The Constitution mandates free and compulsory primary education in the Gambia, but a lack of resources and education infrastructure has made implementation difficult. In 1995, the gross primary enrollment rate was 77.1 percent and the net primary enrollment rate was 64.7 percent. School fees long prevented many children from attending school, but in February 1998 the president of the Gambia ordered the termination of fees for the first six years of schooling. Girls make up about 40 percent of primary school students, though the figure is much lower in rural areas where cultural factors and poverty prevent parents from sending girls to school. Approximately 20 percent of school-age children attend Koranic schools, which usually have a restricted curriculum.
In 1988, the government of the Gambia began a major education initiative which included a 15-year plan that has emphasized increasing gross enrollment rates, lowering school entry age from 8 to 7, developing basic education curricula, and improving teacher training.
Many of these goals have been met. The gross primary enrollment rate increased from 62.2 to 77.1 percent from 1989 to 1995; the entry age was lowered to seven years; more textbooks were made available for students; and 1,200 unqualified teachers in the system received training. The major goal the Gambia has set for itself for the remainder of the plan is to enroll 90 percent of children in schools for the full cycle of basic education by 2005. Over the 1990s, spending on education increased from 15 to 21 percent of government expenditure and 2.6 percent to 4.3 percent of GNP, while the share of the education budget devoted to primary education increased from 38 percent to 45 percent.
The school-going age in the Gambia is officially seven years. The education system, which is largely based on the British system, consists of the following:
At the end of grades 6 and 9, there are selection examinations to proceed to the next level.
At the end of grade 9 people have the option to go into the skills centres which provide pre-vocational training. At the end of grade 12, depending on their performance in the West African Senior School Certificate Examination (WASSCE), students have the option to go into the Technical Training Institute, which provide vocational and technical education; go into Gambia College which provide pre-service training for teachers, nurses, public health officers and agricultural supervisors; or they can go to university or join the labour force.

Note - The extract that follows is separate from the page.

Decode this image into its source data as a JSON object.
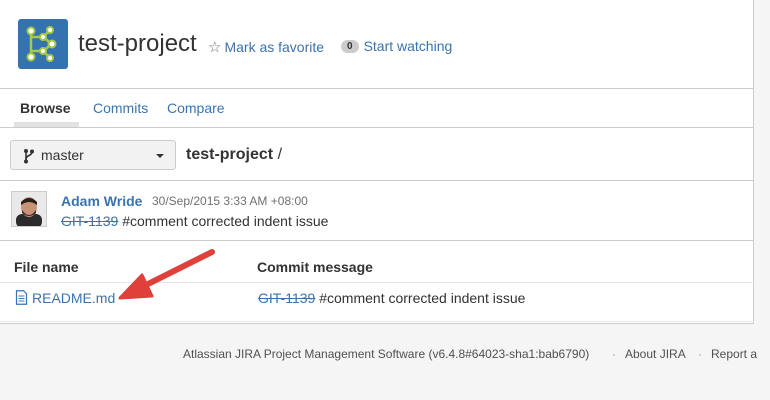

In 2002/2003 total enrolment at primary schools included 79 percent of children in the relevant age-group (boys 79 percent; girls 78 percent), according to UNESCO estimates, while secondary enrolment included only 33 percent of the appropriate age-group (boys 39 percent; girls 27 percent).
The literacy rate in the Gambia is 63.9% for males and 47.6% for females.
The University of the Gambia is a fairly new institution established by an Act of the National Assembly of the Gambia in March 1999. It comprises four faculties and Gambia College, including four schools: Agriculture, Science, Education, Nursing and Midwifery and Public Health.